Your instructions: Sort through the material below and copy each line with "dépenses".

Records for the task:

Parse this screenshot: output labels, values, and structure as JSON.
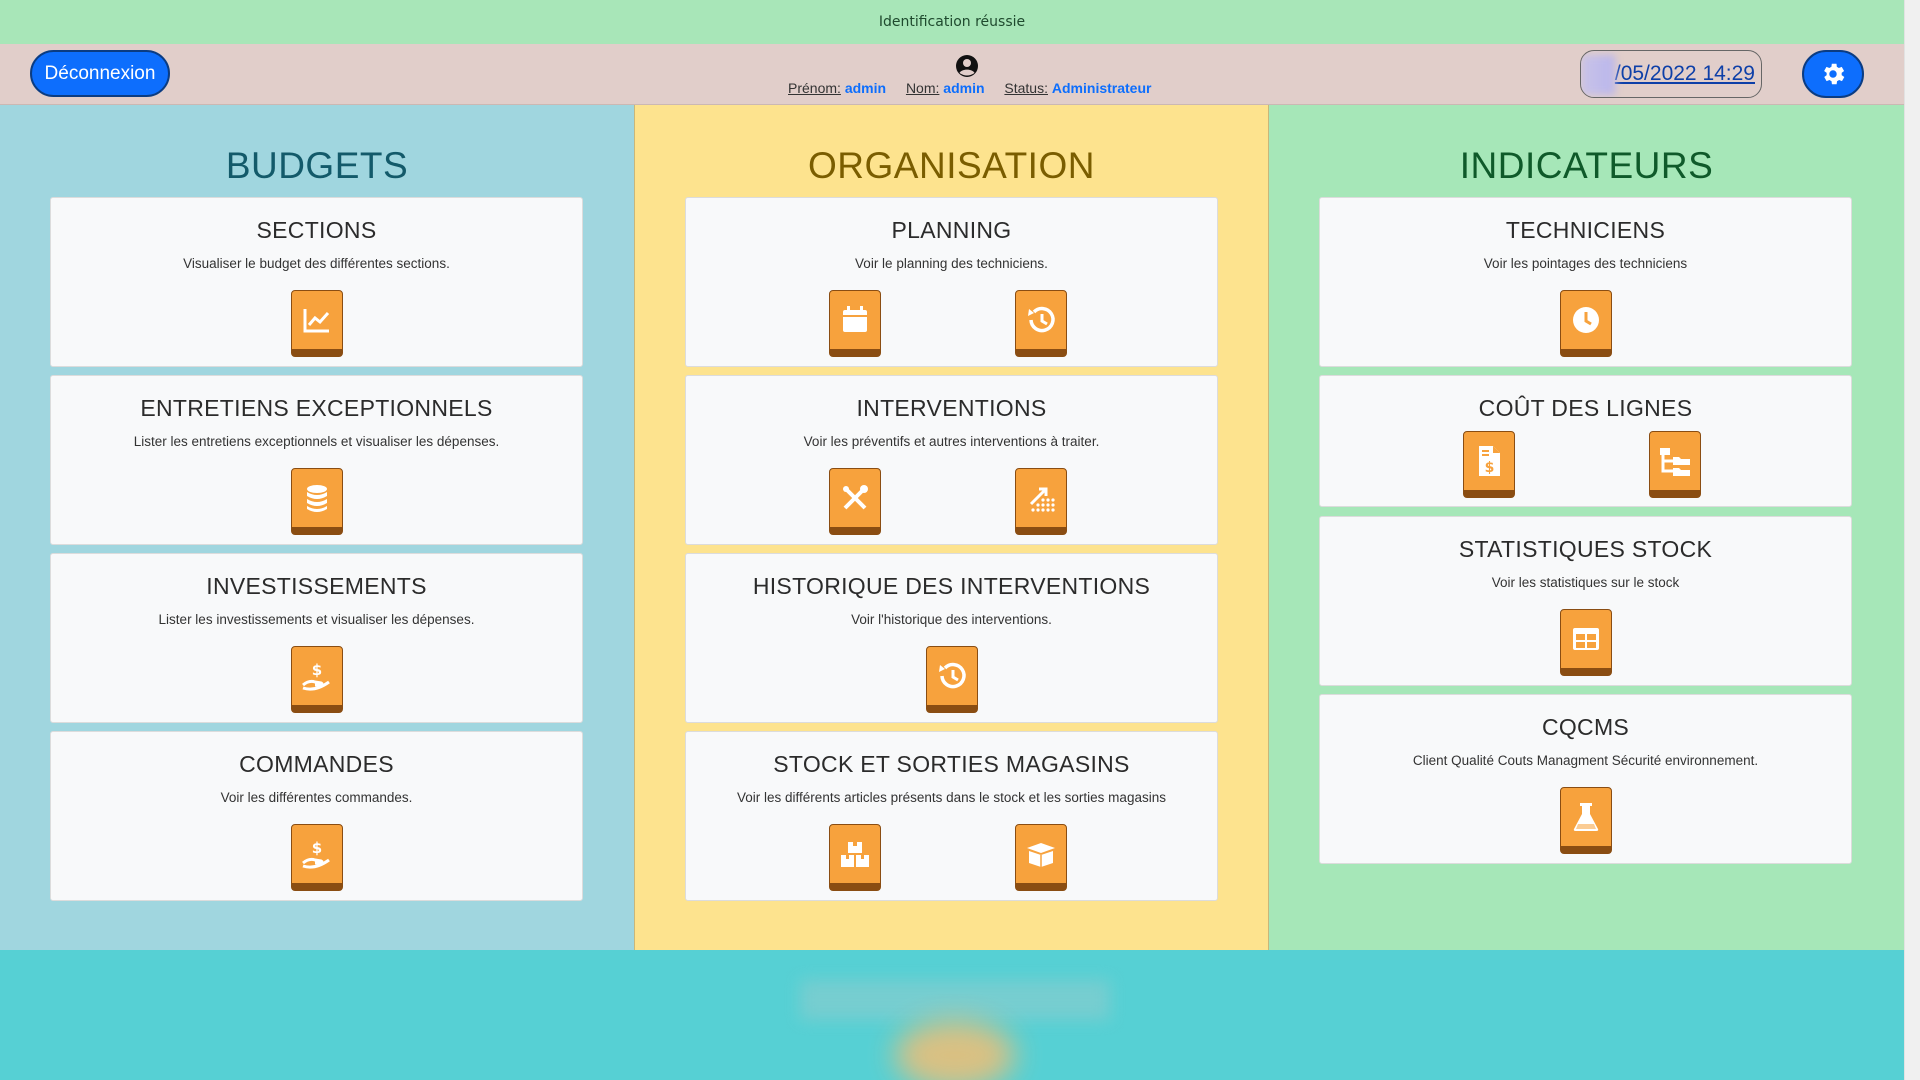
{
  "alert": {
    "message": "Identification réussie"
  },
  "topbar": {
    "logout_label": "Déconnexion",
    "user": {
      "firstname_label": "Prénom:",
      "firstname": "admin",
      "lastname_label": "Nom:",
      "lastname": "admin",
      "status_label": "Status:",
      "status": "Administrateur"
    },
    "datetime": "/05/2022 14:29"
  },
  "columns": [
    {
      "title": "BUDGETS",
      "cards": [
        {
          "title": "SECTIONS",
          "description": "Visualiser le budget des différentes sections.",
          "icons": [
            "chart-line-icon"
          ]
        },
        {
          "title": "ENTRETIENS EXCEPTIONNELS",
          "description": "Lister les entretiens exceptionnels et visualiser les dépenses.",
          "icons": [
            "coins-stack-icon"
          ]
        },
        {
          "title": "INVESTISSEMENTS",
          "description": "Lister les investissements et visualiser les dépenses.",
          "icons": [
            "hand-dollar-icon"
          ]
        },
        {
          "title": "COMMANDES",
          "description": "Voir les différentes commandes.",
          "icons": [
            "hand-dollar-icon"
          ]
        }
      ]
    },
    {
      "title": "ORGANISATION",
      "cards": [
        {
          "title": "PLANNING",
          "description": "Voir le planning des techniciens.",
          "icons": [
            "calendar-icon",
            "history-icon"
          ]
        },
        {
          "title": "INTERVENTIONS",
          "description": "Voir les préventifs et autres interventions à traiter.",
          "icons": [
            "tools-icon",
            "trend-arrow-icon"
          ]
        },
        {
          "title": "HISTORIQUE DES INTERVENTIONS",
          "description": "Voir l'historique des interventions.",
          "icons": [
            "history-icon"
          ]
        },
        {
          "title": "STOCK ET SORTIES MAGASINS",
          "description": "Voir les différents articles présents dans le stock et les sorties magasins",
          "icons": [
            "boxes-icon",
            "open-box-icon"
          ]
        }
      ]
    },
    {
      "title": "INDICATEURS",
      "cards": [
        {
          "title": "TECHNICIENS",
          "description": "Voir les pointages des techniciens",
          "icons": [
            "clock-icon"
          ]
        },
        {
          "title": "COÛT DES LIGNES",
          "description": "",
          "icons": [
            "invoice-dollar-icon",
            "folder-tree-icon"
          ]
        },
        {
          "title": "STATISTIQUES STOCK",
          "description": "Voir les statistiques sur le stock",
          "icons": [
            "table-icon"
          ]
        },
        {
          "title": "CQCMS",
          "description": "Client Qualité Couts Managment Sécurité environnement.",
          "icons": [
            "flask-icon"
          ]
        }
      ]
    }
  ],
  "colors": {
    "alert_bg": "#a8e6b8",
    "topbar_bg": "#e1ceca",
    "budgets_bg": "#a0d6df",
    "organisation_bg": "#fde38e",
    "indicateurs_bg": "#a6e7b8",
    "icon_button": "#f7a23d",
    "primary": "#0d6efd"
  }
}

Task result:
          "description": "Lister les entretiens exceptionnels et visualiser les dépenses.",
          "description": "Lister les investissements et visualiser les dépenses.",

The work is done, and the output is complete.